Paying Attention Bill McDonald’s
January 2011 - Volume 11, No. 1
How to Write
The Inner Life of Creative Writing
For many years I’ve noticed that when I write, the writing itself wants to takes over. What I had in mind at the beginning frequently gives in to something new that emerges. This is the excitement and challenge of writing - you never know what’s going to show up. It’s important to pay attention to what’s happening.
More recently I’ve come upon a pattern or set of rules that lends itself to enhance this experience.
I’ll begin with the following bi-directional outline:
A) First the writing serves the writer. ←
B) Then the writer serves the writing. →
An elementary understanding of the writing task has the writer simply putting onto paper the words that are in his or her head. Perhaps I recall a dream - and then I put words to paper that represent that dream. Or I have occasion to thank someone for a gift - from which comes the common “thank you” letter or note.
But I’ve long realized that the act of writing is an act of translation. It’s usually easy to talk, where the spoken word more immediately represents the material inside us. Our inner experience can flow more easily since we often think with talking words. This is the source of the “Freudian slip” where the inside material can sneak out without being censored. Though when the inner experience is more a feeling, the access-translation into spoken words can be more difficult (biologically more-so for men than for women).
For most of us, it’s more difficult to write than to speak. Even to compose a thank-you letter is more difficult than to just pick up the phone and say thank you. That’s why teaching of writing in schools was often called “composition.” It takes more time and effort to translate my inner experience into the written word. Consider that the novelist Graham Greene wrote over 30 novels using the rule of only 500 words a day.
So when I write - i.e. translate my inner experience into the written word - something especially important, or creative, is happening.
So here are my four stages or rules of writing:
1) Write.
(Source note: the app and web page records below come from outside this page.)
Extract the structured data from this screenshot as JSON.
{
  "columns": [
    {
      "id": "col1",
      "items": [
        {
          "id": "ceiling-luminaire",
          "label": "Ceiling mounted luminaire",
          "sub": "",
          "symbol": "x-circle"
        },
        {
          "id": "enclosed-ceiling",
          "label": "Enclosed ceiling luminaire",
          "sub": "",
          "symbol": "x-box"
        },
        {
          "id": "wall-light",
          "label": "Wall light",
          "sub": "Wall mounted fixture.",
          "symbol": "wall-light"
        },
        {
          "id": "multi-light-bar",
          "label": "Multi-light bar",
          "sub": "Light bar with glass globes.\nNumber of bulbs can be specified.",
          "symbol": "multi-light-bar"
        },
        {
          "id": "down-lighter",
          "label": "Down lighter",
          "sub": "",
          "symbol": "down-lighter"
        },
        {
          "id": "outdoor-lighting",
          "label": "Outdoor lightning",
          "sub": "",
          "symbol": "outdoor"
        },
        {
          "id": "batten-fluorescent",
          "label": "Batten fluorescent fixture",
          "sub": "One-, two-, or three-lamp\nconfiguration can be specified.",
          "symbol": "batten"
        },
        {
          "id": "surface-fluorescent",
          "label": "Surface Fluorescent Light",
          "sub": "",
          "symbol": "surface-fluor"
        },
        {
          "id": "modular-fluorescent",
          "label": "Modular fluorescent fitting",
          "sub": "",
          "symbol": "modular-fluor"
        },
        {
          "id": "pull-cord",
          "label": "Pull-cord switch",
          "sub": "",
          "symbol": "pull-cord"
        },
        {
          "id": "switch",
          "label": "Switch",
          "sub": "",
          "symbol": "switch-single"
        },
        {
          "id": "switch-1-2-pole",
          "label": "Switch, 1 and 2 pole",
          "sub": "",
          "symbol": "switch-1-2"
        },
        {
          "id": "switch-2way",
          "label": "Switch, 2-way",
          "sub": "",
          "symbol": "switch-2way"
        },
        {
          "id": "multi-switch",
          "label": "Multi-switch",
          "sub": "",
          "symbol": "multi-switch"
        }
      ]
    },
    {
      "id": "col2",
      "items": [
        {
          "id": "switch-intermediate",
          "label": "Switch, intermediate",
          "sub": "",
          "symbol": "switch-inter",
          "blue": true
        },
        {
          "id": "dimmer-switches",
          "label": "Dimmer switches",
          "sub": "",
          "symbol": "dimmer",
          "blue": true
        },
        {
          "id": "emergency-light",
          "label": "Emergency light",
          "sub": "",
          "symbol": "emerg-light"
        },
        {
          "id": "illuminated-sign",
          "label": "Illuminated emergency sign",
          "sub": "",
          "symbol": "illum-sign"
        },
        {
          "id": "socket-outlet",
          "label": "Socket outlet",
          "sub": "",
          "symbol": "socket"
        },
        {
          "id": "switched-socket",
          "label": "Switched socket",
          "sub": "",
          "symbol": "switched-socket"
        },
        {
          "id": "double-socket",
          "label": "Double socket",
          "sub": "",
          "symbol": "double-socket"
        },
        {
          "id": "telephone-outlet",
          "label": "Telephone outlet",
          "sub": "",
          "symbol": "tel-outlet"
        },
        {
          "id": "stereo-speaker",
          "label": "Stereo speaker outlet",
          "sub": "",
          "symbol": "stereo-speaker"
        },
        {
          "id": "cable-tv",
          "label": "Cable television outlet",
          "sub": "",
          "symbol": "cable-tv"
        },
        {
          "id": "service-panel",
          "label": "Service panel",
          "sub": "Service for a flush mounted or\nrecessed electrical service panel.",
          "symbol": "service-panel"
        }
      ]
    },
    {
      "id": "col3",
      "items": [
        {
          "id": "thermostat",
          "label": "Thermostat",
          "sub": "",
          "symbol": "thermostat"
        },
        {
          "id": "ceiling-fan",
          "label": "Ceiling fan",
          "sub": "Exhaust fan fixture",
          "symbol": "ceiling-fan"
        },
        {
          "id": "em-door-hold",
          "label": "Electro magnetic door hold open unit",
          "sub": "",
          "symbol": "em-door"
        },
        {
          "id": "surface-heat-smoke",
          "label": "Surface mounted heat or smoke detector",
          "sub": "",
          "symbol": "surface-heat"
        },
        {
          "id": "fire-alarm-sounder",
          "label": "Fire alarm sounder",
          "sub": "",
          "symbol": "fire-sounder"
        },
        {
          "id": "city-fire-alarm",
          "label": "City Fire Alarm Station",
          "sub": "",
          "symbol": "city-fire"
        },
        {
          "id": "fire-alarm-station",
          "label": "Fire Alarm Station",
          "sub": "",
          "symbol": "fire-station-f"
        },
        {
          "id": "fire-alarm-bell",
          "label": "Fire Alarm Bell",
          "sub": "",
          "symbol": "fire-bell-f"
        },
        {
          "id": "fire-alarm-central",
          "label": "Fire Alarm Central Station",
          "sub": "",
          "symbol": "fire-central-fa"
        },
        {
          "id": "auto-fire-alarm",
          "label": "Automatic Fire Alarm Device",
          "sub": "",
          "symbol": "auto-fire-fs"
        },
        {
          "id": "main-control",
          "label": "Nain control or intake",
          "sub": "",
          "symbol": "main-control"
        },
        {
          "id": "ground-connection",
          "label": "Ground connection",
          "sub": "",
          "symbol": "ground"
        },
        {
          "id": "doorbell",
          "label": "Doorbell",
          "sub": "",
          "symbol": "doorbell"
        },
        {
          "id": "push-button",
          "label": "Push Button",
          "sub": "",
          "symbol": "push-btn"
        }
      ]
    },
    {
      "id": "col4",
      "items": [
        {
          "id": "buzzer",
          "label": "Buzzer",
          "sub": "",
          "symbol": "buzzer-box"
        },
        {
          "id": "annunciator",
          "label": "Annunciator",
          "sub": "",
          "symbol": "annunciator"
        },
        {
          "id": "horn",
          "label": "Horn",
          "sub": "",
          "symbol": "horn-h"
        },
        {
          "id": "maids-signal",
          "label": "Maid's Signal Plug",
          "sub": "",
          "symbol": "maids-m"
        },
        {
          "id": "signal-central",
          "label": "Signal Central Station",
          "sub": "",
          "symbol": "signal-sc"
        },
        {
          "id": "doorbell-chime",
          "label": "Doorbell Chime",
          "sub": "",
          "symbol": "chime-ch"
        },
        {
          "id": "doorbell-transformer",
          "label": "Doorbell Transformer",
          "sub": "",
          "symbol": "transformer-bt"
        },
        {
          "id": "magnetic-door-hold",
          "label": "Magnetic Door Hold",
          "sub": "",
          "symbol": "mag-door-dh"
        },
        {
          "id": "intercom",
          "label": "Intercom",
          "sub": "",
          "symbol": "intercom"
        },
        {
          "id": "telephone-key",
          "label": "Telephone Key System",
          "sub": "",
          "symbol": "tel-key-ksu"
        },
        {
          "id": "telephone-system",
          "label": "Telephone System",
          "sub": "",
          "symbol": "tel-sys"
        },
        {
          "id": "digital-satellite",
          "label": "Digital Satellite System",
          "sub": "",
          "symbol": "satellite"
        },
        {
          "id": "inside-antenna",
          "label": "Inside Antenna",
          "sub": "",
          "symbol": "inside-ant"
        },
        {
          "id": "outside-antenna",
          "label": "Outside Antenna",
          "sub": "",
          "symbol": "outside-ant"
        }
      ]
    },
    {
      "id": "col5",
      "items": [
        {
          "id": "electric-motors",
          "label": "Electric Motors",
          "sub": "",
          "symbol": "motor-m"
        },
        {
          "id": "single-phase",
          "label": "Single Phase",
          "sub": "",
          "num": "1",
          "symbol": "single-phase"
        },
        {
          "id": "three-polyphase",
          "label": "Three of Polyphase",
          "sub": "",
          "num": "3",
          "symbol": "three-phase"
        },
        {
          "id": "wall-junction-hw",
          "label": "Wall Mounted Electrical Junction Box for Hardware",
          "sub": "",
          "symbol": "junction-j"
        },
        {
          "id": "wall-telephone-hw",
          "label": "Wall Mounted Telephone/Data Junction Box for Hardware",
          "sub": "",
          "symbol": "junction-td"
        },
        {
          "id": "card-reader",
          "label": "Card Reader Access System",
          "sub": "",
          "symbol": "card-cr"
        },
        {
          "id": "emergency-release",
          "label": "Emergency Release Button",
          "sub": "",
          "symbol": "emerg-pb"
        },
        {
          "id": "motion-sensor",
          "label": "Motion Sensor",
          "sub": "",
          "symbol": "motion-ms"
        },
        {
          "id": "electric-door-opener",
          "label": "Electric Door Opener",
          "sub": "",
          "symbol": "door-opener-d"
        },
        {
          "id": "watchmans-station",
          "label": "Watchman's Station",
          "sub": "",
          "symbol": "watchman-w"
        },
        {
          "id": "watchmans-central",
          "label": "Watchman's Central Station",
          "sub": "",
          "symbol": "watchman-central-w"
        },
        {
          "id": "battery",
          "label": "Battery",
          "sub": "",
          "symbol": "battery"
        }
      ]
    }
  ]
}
Let what you’re writing emerge as is. This is the First Draft, where you don’t have to worry about things like spelling, punctuation, or even the logic of your subject. Just get it out of your head onto paper (or the computer screen). For me sometimes I do best when my first first (rough) draft is on paper, then I type it into my computer, becoming the official first draft. That’s the first stage. Just get it out there.
2) Next - and this is what I often missed - read what you have written for the presence of a message (often unconscious) from the writing to the writer. “What does what I’ve just written want to say or show me?” Spend some time here, this is the first direction - A) First the writing serves the writer (← ). For those who practice journaling, what you journal can then tell you what you have just journalled. You can use the practice of meditation here, or the benefits of walking, especially out in nature.
Often for me, the message from the writing comes more as a pattern or gestalt that is quite independent of what I thought I wrote. Sometimes it can take some personal discipline or insight to catch this. And it’s a message no other person would be able to discern. It’s just from the writing to me ←. The unconscious it seems is always looking for ways to get our attention. If you discern nothing, that’s OK too. You’ve honored the writing just by asking.
3) Now, begin rewriting the document, letter, story, etc. so that it’s own purpose can be fulfilled. This is the second direction - B) The writer serves the writing (→). Now the work can become itself, independent of the writer’s self or ego. Justice Louis D. Brandeis once wrote, “There is no such thing as good writing, only good rewriting.” It’s up to you how many drafts are necessary for the work to become fully itself. That’s why “a page a day” is so often the pace of full-time writer-novelists.
Frank Conroy, the 5th director of the Iowa Writers’ Workshop, edited a book called “The Eleventh Draft” (Harper Collins,1999), a compilation of 23 essays by writers who had been his students at Iowa. The title alone (and also since I’m a Iowa alumnus) told me I had to have the book.
I’ll often consider that something written becomes a living entity of its own. That’s why we have honored good books by encasing them in good bindings. Once I’ve gotten myself out of the way, my own work is to serve the writing →. It’s not mine, I’m just the birther. Like our children, we raise them in order to let them go. Sometimes we are reminded they were never ours, just lent to us for raising.
4) The final task is to let it go. If it’s a letter, send it. If it’s a story, share it, or publish it (often a dedicated task in itself). If it’s an important class assignment, now submit it. If there’s no place to give or send it, put it into storage. On my computer, works in progress are on the desktop; finished material goes into files designed just for that purpose.
Then move on. You have a life. And sometimes the inner gift of the writing to you (←) is that you may need to make changes in that life.
My purpose here has been to remind you that when you write, realize you are always on sacred ground, and to honor it accordingly.
Can :rules be applied to the creative process?
Response to Dawny
Add a Comment
FREE Monthly Newsletter
Whether you are a client or not, you can always benefit from some
free monthly words of wisdom: